These products, which retail for $79.95 and $49.95 respectively, are quickly installed and set up. Both immediately recognize and make rules for every application that attempts to access the Internet.
There is a downside to this type of bundled security product, however: size. For example, installing the full-blown version of Titanium on my admittedly aging laptop slowed boot-up to a crawl. Most of these products—including Trend Micro’s PC-Cillin—can be customized so that you only install the parts of the package you need. In the case of PC-Cillin, I installed only the antivirus software and rely on a USB firewall from Kensington.
The Kensington Personal Firewall for Notebooks (reviewed in “Technofile,” September 2005) provides firewall capability without breaking the memory bank. This plug-and-play device is on a USB token and retails for $49.99. Preconfigured settings can be accessed with a click of an icon, making it simple to add a layer of security to a mobile notebook.
Privacy screen. Not all mobile-security tools are high-tech. Patrick Hinojosa tells the story of a recent trip from Florida to Washington, D.C., where he found himself sitting next to a fellow traveler who was working on his laptop. Glancing briefly at the laptop, Hinojosa suddenly realized that this person was reading classified government information.
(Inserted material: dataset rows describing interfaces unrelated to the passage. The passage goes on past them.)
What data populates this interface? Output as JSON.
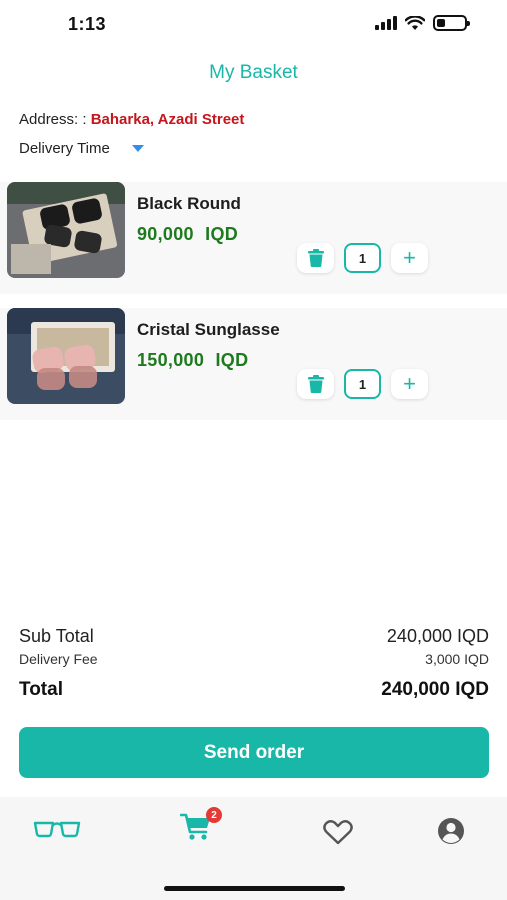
{
  "status_bar": {
    "time": "1:13",
    "battery_level": 0.3
  },
  "header": {
    "title": "My Basket"
  },
  "address": {
    "label": "Address: :",
    "value": "Baharka, Azadi Street"
  },
  "delivery": {
    "label": "Delivery Time"
  },
  "items": [
    {
      "name": "Black Round",
      "price": "90,000",
      "currency": "IQD",
      "quantity": "1"
    },
    {
      "name": "Cristal Sunglasse",
      "price": "150,000",
      "currency": "IQD",
      "quantity": "1"
    }
  ],
  "totals": {
    "sub_total_label": "Sub Total",
    "sub_total_value": "240,000 IQD",
    "delivery_fee_label": "Delivery Fee",
    "delivery_fee_value": "3,000 IQD",
    "total_label": "Total",
    "total_value": "240,000 IQD"
  },
  "actions": {
    "send_order": "Send order"
  },
  "nav": {
    "items": [
      {
        "icon": "glasses-icon"
      },
      {
        "icon": "cart-icon",
        "badge": "2"
      },
      {
        "icon": "heart-icon"
      },
      {
        "icon": "account-icon"
      }
    ]
  },
  "colors": {
    "accent": "#19b7a8",
    "address_value": "#c4161c",
    "price": "#1f7a1f",
    "badge": "#e53935",
    "caret": "#2f8ef0"
  }
}
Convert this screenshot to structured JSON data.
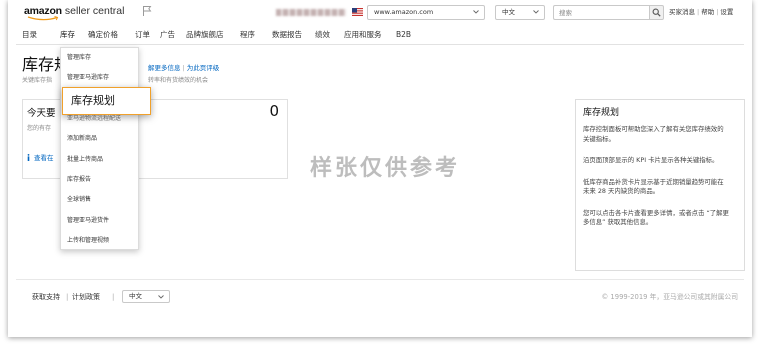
{
  "colors": {
    "accent_orange": "#f0a02a",
    "link_blue": "#0066c0",
    "text_dark": "#333333",
    "text_muted": "#888888",
    "watermark_gray": "#bdbdbd",
    "border_gray": "#dddddd"
  },
  "topbar": {
    "logo": {
      "brand": "amazon",
      "product": "seller central",
      "smile_icon": "amazon-smile-icon"
    },
    "flag_icon": "flag-icon",
    "marketplace": {
      "flag_icon": "us-flag-icon",
      "value": "www.amazon.com",
      "dropdown_icon": "chevron-down-icon"
    },
    "language": {
      "value": "中文",
      "dropdown_icon": "chevron-down-icon"
    },
    "search": {
      "placeholder": "搜索",
      "button_icon": "search-icon"
    },
    "links": [
      "买家消息",
      "帮助",
      "设置"
    ],
    "separator": "|"
  },
  "nav": {
    "items": [
      "目录",
      "库存",
      "确定价格",
      "订单",
      "广告",
      "品牌旗舰店",
      "程序",
      "数据报告",
      "绩效",
      "应用和服务",
      "B2B"
    ],
    "active_index": 1
  },
  "dropdown": {
    "items": [
      "管理库存",
      "管理亚马逊库存",
      "库存规划",
      "亚马逊物流远程配送",
      "添加新商品",
      "批量上传商品",
      "库存报告",
      "全球销售",
      "管理亚马逊货件",
      "上传和管理视频"
    ],
    "highlighted_index": 2
  },
  "page": {
    "title": "库存规",
    "subtitle_left": "关键库存指",
    "links": [
      "解更多信息",
      "为此页评级"
    ],
    "separator": "|",
    "subtitle_right": "转率和有货绩效的机会"
  },
  "card": {
    "title": "今天要",
    "subtitle": "您的有存",
    "count": "0",
    "info_icon": "info-icon",
    "link": "查看在"
  },
  "watermark": "样张仅供参考",
  "help_panel": {
    "title": "库存规划",
    "paragraphs": [
      "库存控制面板可帮助您深入了解有关您库存绩效的关键指标。",
      "沿页面顶部显示的 KPI 卡片显示各种关键指标。",
      "低库存商品补货卡片显示基于近期销量趋势可能在未来 28 天内缺货的商品。",
      "您可以点击各卡片查看更多详情，或者点击 “了解更多信息” 获取其他信息。"
    ]
  },
  "footer": {
    "links": [
      "获取支持",
      "计划政策"
    ],
    "separator": "|",
    "language": {
      "value": "中文",
      "dropdown_icon": "chevron-down-icon"
    },
    "copyright": "© 1999-2019 年，亚马逊公司或其附属公司"
  }
}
“A privacy screen is a good thing [to have] if working in an airport or on the plane so that people can’t shoulder-surf,” Hinojosa says of the lesson he learned from this experience.
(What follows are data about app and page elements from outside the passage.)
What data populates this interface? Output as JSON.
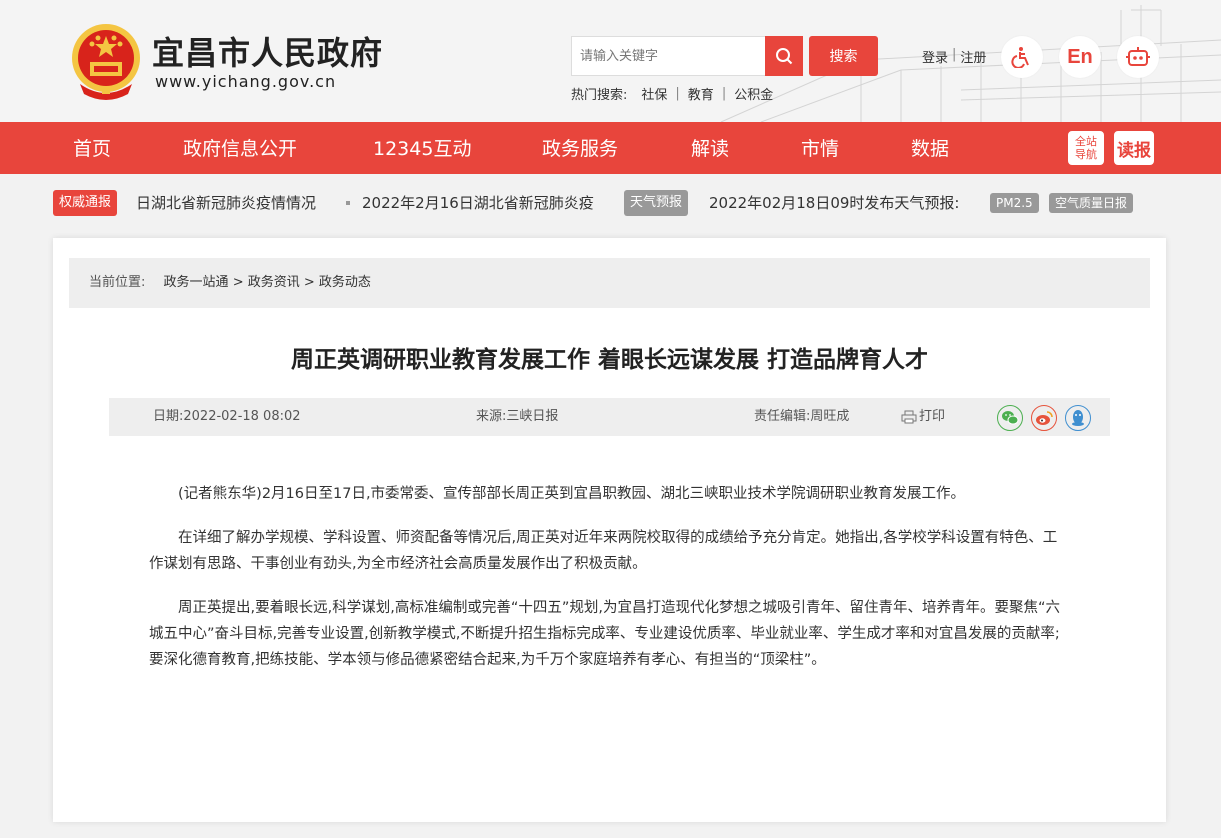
{
  "header": {
    "site_title": "宜昌市人民政府",
    "site_url": "www.yichang.gov.cn",
    "search_placeholder": "请输入关键字",
    "search_button": "搜索",
    "hot_label": "热门搜索:",
    "hot_items": [
      "社保",
      "教育",
      "公积金"
    ],
    "login": "登录",
    "register": "注册",
    "english": "En"
  },
  "nav": {
    "items": [
      "首页",
      "政府信息公开",
      "12345互动",
      "政务服务",
      "解读",
      "市情",
      "数据"
    ],
    "all_nav_line1": "全站",
    "all_nav_line2": "导航",
    "read_label": "读报"
  },
  "notice": {
    "auth_tag": "权威通报",
    "items": [
      "日湖北省新冠肺炎疫情情况",
      "2022年2月16日湖北省新冠肺炎疫"
    ],
    "weather_tag": "天气预报",
    "weather_text": "2022年02月18日09时发布天气预报:",
    "pm_badge": "PM2.5",
    "air_badge": "空气质量日报"
  },
  "breadcrumb": {
    "label": "当前位置:",
    "items": [
      "政务一站通",
      "政务资讯",
      "政务动态"
    ]
  },
  "article": {
    "title": "周正英调研职业教育发展工作 着眼长远谋发展 打造品牌育人才",
    "date": "日期:2022-02-18 08:02",
    "source": "来源:三峡日报",
    "editor": "责任编辑:周旺成",
    "print": "打印",
    "paragraphs": [
      "(记者熊东华)2月16日至17日,市委常委、宣传部部长周正英到宜昌职教园、湖北三峡职业技术学院调研职业教育发展工作。",
      "在详细了解办学规模、学科设置、师资配备等情况后,周正英对近年来两院校取得的成绩给予充分肯定。她指出,各学校学科设置有特色、工作谋划有思路、干事创业有劲头,为全市经济社会高质量发展作出了积极贡献。",
      "周正英提出,要着眼长远,科学谋划,高标准编制或完善“十四五”规划,为宜昌打造现代化梦想之城吸引青年、留住青年、培养青年。要聚焦“六城五中心”奋斗目标,完善专业设置,创新教学模式,不断提升招生指标完成率、专业建设优质率、毕业就业率、学生成才率和对宜昌发展的贡献率;要深化德育教育,把练技能、学本领与修品德紧密结合起来,为千万个家庭培养有孝心、有担当的“顶梁柱”。"
    ]
  },
  "colors": {
    "brand_red": "#e8453c",
    "gray_tag": "#999999",
    "wechat_green": "#4caf50",
    "weibo_red": "#e6533c",
    "qq_blue": "#3f8fd0"
  }
}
These types of screens are widely available at computer-goods shops and online. One product that I tested was the 3M Privacy Computer Filter. The filter is a lightweight plastic sheet that can be permanently attached to the notebook’s monitor or can be held on temporarily using the small plastic clips included. When the privacy filter is in front of the monitor, the screen appears black to potentially inquisitive passersby and anyone else who is not directly in front of the computer.
My tests showed that while a passenger sitting next to me could see a small fraction of the screen, most of it was obscured, and the screen was totally invisible to someone walking down the aisle. While the filter darkens the screen slightly, it’s not enough to make viewing the screen difficult, plus it cuts glare significantly. The filters start at about $45 and increase based on the size (they’re also available for desktop systems).
Before road warriors take to the field, they need to know their enemy’s strengths, and they must prepare the appropriate defensive measures. With so much protective gear available, it’s easy to be prepared against mobile cyberattacks so that the only battle executives need to wage is against competitors.
Peter Piazza is associate editor at Security Management.